Some people with autism spectrum disorder (ASD) grow up without their condition being recognised, sometimes through choice.
However, a diagnosis can make it easier to access a range of support services that may be available locally.
It's never too late to be diagnosed with ASD, although it's not always easy because some local NHS authorities don't provide NHS funding for diagnosing ASD in adults.
Read more about diagnosing ASD in adults, or see The National Autistic Society website for further information about autism diagnosis for adults.
Treatment and support
With a proper diagnosis, adults with ASD may be able to access local autism support services, if available in their area. You can search for services for adults using the Autism Services Directory.
The healthcare professionals who diagnose you with ASD should be able to provide more information and advice about the care and support services available to you.
Read about assessing your care and support needs.
Examples of programmes that may be available in your local area include:
- social learning programmes – to help you cope in social situations
- leisure activity programmes – these involve taking part in leisure activities, such as games, exercise, or going to the cinema or theatre with a group of people
- skills for daily living programmes – to help you if you have problems carrying out daily activities, such as eating and washing
Adults with ASD may also benefit from some of the treatments offered to children with ASD, such as psychological therapy and medication.
Read more about the help and support available for people with ASD.
Adults diagnosed with ASD can also claim some benefits, such as the Personal Independence Payment (PIP). This is the new benefit replacing Disability Living Allowance (DLA) for people with a disability who are aged 16 to 64.
You can find out more about benefits for adults with autism on The National Autistic Society website, or you can visit GOV.UK to read more about benefits.
Adults with ASD can live in all types of housing. Some people may be suited to a residential care home, while others may prefer to live on their own and receive home support. Some people with ASD live completely independently.
Supported living can work very well for some adults with ASD, because it means they can choose a place to live in the community, either alone or with other people, with the support they need. They may need 24-hour care, or they may only need help with important tasks for a couple of hours each week.
The level of support an adult with ASD needs will be decided after your local authority's social services carry out an assessment, and it's agreed with the person and their carer.
Read more about care assessments.
It can be difficult for people with ASD to find a job. For example, they may find the work environment too noisy, or travelling to work may be too stressful because of the crowds. Sudden changes in routine can also be upsetting.
However, in the right job and with the right support, people with ASD have much to offer. They're often accurate, reliable, and have a good eye for detail. Being in a working environment can help the individual's personal development tremendously.
Read about disability in the workplace and the Equality Act.
If you're having problems getting a job or staying in a job, you may be able to access a supported employment programme in your local area. These programmes can help you write your CV and job applications, and prepare you for interviews.
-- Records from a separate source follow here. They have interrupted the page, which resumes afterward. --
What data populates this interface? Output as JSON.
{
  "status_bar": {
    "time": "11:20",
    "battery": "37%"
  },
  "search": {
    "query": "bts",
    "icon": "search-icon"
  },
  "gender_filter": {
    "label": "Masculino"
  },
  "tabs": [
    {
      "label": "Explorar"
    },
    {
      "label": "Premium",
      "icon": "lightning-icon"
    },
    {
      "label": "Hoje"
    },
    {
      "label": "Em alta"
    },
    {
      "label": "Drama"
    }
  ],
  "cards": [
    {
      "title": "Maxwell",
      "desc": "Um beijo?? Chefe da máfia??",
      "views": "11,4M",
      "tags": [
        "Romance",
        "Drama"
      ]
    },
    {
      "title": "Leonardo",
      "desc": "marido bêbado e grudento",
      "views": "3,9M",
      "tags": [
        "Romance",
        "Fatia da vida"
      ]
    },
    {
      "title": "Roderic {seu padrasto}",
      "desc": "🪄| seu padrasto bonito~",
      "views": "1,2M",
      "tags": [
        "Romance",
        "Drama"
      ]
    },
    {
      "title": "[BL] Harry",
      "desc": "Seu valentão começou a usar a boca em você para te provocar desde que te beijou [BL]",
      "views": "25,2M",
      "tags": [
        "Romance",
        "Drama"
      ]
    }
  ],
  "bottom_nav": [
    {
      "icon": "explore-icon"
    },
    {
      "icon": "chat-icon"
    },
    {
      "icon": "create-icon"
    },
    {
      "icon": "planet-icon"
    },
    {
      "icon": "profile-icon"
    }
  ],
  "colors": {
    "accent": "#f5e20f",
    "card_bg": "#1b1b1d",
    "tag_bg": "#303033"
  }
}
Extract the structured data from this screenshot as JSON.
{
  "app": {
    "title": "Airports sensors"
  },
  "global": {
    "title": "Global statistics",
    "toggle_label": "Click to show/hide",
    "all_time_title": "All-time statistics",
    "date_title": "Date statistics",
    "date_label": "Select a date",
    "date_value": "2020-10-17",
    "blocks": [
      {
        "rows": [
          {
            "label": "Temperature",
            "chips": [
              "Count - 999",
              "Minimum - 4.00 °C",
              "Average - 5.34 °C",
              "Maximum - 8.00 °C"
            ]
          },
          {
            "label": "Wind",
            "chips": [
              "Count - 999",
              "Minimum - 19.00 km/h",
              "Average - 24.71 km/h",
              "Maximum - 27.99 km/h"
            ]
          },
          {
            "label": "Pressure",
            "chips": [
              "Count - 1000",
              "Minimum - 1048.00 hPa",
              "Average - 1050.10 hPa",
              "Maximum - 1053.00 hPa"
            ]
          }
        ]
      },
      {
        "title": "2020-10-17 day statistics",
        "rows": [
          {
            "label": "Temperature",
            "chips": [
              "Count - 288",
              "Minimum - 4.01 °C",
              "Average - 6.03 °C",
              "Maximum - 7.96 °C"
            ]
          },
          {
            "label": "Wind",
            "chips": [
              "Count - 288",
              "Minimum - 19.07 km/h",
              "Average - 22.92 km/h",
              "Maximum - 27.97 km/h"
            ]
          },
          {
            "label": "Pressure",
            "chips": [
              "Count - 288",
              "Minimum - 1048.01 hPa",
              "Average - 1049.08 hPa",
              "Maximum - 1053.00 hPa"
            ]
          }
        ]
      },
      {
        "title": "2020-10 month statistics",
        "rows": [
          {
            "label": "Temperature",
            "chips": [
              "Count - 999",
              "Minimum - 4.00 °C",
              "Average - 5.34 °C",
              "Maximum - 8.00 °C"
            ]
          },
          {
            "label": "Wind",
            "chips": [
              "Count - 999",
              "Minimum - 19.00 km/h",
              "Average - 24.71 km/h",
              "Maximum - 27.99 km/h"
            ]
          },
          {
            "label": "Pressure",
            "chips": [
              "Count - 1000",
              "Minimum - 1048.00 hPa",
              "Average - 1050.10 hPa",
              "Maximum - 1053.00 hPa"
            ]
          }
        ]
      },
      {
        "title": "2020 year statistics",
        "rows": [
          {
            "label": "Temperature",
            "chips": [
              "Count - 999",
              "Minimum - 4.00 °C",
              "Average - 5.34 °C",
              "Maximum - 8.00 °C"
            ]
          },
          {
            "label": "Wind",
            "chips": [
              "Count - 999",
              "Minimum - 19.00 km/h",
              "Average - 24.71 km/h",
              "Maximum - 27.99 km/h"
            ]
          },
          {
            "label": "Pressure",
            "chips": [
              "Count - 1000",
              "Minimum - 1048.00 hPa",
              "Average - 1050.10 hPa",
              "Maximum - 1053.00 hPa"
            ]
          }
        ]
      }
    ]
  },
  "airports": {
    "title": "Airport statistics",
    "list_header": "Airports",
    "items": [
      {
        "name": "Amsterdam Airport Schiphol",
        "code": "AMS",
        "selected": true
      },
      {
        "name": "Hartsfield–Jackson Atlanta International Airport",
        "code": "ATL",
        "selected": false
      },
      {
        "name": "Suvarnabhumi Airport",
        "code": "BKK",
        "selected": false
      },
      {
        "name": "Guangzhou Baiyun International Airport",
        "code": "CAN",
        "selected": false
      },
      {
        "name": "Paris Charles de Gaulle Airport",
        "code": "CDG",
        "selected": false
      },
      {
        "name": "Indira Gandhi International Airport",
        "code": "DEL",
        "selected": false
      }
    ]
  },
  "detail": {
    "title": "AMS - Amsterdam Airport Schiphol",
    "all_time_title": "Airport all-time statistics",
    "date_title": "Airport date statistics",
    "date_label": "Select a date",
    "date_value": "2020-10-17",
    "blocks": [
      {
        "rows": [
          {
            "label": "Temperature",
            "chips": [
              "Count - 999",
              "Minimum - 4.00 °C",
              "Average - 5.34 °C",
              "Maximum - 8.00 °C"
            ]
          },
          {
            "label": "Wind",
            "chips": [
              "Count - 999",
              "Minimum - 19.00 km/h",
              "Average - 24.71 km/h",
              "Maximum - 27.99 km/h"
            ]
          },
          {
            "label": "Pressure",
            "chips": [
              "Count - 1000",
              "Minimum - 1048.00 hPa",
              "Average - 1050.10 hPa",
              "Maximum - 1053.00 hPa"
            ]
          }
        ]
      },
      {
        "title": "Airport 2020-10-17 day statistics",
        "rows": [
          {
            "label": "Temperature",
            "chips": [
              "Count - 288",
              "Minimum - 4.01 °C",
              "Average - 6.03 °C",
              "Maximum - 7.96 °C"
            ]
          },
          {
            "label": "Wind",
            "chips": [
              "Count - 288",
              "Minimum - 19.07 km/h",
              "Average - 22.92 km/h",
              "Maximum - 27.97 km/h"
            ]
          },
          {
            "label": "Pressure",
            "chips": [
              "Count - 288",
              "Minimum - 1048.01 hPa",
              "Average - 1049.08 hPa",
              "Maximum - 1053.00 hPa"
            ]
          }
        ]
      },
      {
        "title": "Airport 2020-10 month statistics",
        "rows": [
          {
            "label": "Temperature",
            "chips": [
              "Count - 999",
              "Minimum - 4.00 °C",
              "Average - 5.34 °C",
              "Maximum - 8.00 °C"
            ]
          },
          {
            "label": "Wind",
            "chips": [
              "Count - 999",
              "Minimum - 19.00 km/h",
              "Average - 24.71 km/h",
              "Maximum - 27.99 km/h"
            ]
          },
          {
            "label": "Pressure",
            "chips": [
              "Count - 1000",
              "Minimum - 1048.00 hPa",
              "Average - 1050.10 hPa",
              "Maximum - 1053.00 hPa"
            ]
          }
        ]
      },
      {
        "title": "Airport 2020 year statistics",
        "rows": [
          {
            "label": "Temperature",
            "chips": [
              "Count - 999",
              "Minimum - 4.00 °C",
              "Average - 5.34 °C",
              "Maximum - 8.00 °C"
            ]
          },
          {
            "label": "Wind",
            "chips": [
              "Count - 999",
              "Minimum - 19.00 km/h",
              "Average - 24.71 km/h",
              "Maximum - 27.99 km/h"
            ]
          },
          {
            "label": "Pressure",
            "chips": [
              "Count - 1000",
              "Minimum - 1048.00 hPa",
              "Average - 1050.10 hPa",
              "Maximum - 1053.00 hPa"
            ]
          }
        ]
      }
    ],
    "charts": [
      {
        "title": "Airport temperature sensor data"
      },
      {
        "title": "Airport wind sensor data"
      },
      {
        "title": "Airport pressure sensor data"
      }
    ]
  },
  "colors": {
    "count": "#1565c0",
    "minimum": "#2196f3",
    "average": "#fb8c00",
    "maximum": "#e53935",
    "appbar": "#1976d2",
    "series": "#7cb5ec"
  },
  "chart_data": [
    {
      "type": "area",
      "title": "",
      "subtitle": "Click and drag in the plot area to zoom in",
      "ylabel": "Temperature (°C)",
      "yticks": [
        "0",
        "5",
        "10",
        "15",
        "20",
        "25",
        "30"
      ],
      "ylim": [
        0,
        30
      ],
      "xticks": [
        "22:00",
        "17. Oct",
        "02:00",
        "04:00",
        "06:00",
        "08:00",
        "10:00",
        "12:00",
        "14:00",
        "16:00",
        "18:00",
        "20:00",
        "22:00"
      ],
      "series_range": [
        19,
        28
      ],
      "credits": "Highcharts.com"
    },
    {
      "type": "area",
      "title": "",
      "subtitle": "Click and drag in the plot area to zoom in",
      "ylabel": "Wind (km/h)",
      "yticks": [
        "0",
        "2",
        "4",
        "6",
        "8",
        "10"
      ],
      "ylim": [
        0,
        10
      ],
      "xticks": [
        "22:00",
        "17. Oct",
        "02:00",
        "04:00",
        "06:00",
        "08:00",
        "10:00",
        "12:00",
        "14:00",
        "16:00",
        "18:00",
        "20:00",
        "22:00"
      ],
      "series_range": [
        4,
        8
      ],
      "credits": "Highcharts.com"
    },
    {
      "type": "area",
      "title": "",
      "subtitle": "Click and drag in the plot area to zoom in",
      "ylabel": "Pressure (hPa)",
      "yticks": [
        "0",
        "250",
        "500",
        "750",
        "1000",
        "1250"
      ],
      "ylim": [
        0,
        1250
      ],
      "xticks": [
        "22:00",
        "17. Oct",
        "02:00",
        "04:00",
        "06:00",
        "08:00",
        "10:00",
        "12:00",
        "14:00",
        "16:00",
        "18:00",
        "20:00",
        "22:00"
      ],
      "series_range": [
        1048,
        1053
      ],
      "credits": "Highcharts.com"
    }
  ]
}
They can also help you choose which jobs would suit you and provide training for that role.
Those providing the programme can also advise employers about any changes that need to be made to the workplace to suit people with ASD, as well as supporting you and the employer before and after you've started work.
See The National Autistic Society website to find help with getting a job.
Someone with ASD may have the capacity to make some decisions (for example, to decide what items to buy at the local shop), but lack capacity to make other decisions (for example, making decisions about complex financial issues).
Where someone is judged not to have the capacity to make a specific decision after they've had a capacity assessment, that decision can be taken for them – but it must be in their best interests.
For more information, read What is the Mental Capacity Act?